“This means automated systems will start removing some content without human review, so we can continue to act quickly to remove violative content and protect our ecosystem, while we have workplace protections in place,” the blog post reads. “As we do this, users and creators may see increased video removals, including some videos that may not violate policies.”
When the news was shared on Twitter, the tweet was described by Seán McLouglin (better known as Jacksepticeye) as ominous, “To be at the mercy of a system that you admit does not work.”
“Don’t get me wrong, I’m glad you’re letting staff stay home and isolate to keep them safe, but this will scare a lot of people,” he replies.
“This tweet sounds ominous. To be at the mercy of a system that you admit does not work.”
In a video released a few days later addressing concerns, YouTube’s Creator Liaison, Matt Koval, explains: “Just like we have engineers who have to physically plug in to special systems to do their jobs, it’s the same with video reviewers, who are located around the world.”
“YouTube’s systems are amazing at detecting patterns across enormous amounts of content, but they have a hard time understanding nuances – you might agree – like judging whether a news piece or a parody video is in violation,” Matt goes on to add, responding to a question around why automated systems make so many mistakes. “That’s why we also built our systems to include expert reviewers, to bring in human judgement for more complicated content.”
However, coronavirus has, understandably, changed things. In a time of Zoom calls, live streams and more, human interaction with each other and online systems have become automated and digitalised. Processes which may have been almost perfectly balanced between human and machine have now moved, temporarily, toward the latter.
Now, concerns from creators about how far machine learning can go to assess human content are ongoing while YouTube concedes that the systems are not completely accurate when it comes to nuance. Questions may be asked about whether that power dynamic between human and algorithm ever needs to change once more, but they may not be answered for while.
Read more about YouTube’s plans to allow creators to see when their audience is online, or our investigation into the role music plays on TikTok and the challenges the platform faces in the future.

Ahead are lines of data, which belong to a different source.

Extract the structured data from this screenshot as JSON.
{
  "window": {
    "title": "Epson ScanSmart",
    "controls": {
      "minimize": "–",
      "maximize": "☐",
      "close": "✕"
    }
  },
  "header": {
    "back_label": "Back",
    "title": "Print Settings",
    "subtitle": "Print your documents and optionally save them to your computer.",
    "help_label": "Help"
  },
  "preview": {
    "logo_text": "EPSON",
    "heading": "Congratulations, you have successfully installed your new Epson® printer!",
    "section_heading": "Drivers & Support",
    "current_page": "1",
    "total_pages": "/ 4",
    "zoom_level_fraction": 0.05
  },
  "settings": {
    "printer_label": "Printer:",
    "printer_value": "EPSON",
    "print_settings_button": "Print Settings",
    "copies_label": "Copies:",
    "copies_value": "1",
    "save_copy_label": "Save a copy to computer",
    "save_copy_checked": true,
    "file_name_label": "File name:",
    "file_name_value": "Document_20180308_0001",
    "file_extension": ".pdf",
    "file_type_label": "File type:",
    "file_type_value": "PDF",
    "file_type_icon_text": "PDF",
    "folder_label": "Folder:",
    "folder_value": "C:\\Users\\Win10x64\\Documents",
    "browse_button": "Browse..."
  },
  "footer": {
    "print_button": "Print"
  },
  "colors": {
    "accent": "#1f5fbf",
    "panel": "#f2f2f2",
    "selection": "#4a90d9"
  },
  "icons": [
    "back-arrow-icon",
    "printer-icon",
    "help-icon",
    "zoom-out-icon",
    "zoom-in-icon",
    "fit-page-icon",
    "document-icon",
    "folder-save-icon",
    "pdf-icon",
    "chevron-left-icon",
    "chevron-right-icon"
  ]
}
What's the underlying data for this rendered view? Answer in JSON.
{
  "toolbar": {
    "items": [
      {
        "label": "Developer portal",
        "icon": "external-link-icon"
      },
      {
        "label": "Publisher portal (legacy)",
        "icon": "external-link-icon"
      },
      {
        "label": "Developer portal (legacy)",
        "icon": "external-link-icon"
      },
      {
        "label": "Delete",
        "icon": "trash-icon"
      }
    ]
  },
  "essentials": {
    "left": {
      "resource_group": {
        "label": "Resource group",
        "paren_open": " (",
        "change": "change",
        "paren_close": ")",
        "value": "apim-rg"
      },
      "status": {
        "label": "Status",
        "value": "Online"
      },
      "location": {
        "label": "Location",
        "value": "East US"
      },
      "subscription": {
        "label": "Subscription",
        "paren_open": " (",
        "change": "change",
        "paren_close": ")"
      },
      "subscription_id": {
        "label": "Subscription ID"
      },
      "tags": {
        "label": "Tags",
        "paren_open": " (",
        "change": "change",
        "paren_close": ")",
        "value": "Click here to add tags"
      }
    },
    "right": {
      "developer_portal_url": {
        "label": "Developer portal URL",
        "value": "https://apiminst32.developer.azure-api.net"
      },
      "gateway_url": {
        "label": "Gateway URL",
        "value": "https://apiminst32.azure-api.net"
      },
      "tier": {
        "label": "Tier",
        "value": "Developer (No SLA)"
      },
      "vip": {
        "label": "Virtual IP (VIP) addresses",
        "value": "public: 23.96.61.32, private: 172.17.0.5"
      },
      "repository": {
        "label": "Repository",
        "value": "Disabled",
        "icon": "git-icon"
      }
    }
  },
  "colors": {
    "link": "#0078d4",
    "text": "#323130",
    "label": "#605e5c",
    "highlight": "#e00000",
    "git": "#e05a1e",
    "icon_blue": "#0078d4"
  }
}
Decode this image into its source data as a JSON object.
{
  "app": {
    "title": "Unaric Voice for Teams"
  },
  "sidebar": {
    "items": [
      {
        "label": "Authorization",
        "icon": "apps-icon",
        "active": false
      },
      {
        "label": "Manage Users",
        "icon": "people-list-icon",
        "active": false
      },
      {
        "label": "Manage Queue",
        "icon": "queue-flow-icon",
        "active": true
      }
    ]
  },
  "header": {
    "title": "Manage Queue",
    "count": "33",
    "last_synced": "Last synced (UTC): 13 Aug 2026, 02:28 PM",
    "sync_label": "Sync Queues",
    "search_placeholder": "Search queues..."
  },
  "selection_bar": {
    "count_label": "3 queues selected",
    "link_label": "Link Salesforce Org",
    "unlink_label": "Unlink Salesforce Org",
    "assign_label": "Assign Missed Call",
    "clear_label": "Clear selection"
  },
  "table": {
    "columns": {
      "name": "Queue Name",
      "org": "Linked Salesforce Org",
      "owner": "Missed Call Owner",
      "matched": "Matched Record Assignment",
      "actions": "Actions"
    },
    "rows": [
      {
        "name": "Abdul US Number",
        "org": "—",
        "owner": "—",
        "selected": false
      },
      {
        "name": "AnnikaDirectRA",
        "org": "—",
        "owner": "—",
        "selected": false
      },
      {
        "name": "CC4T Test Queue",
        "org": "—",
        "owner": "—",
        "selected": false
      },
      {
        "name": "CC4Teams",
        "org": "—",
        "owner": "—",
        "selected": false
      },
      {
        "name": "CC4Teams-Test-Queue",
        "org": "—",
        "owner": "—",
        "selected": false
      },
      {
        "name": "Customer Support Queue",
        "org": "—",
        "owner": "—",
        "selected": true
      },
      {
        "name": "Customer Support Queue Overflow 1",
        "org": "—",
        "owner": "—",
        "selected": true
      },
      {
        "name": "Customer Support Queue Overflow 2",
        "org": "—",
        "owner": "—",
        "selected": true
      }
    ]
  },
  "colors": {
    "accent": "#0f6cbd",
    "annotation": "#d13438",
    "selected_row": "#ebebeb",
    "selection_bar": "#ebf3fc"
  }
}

- Love In Lockdown: Online Dating In The Coronavirus Era
- YouTube Testing “Chapters” Feature for Longer Videos
- How Coronavirus Is Changing Social Media
- TikTok Bans Direct Messaging for Under-16s